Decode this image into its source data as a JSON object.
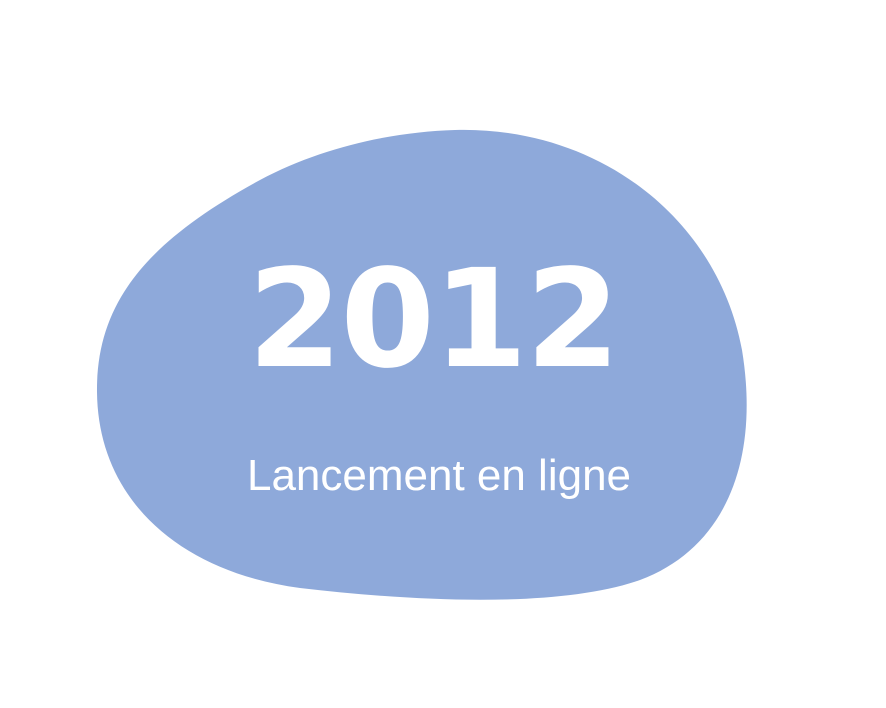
{
  "badge": {
    "year": "2012",
    "caption": "Lancement en ligne",
    "blob_color": "#8EA9DA",
    "text_color": "#FFFFFF",
    "background": "#FFFFFF"
  }
}
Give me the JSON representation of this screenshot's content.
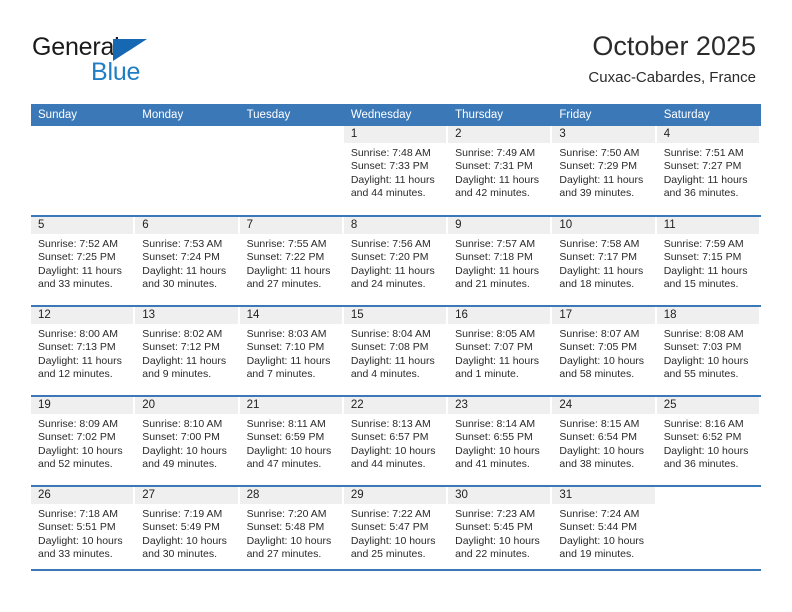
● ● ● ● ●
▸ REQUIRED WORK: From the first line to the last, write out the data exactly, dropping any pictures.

▸ ANSWER SECTION:
Decode this image into its source data as a JSON object.
{
  "badge": {
    "year": "2012",
    "caption": "Lancement en ligne",
    "blob_color": "#8EA9DA",
    "text_color": "#FFFFFF",
    "background": "#FFFFFF"
  }
}
Give me the JSON representation of this screenshot's content.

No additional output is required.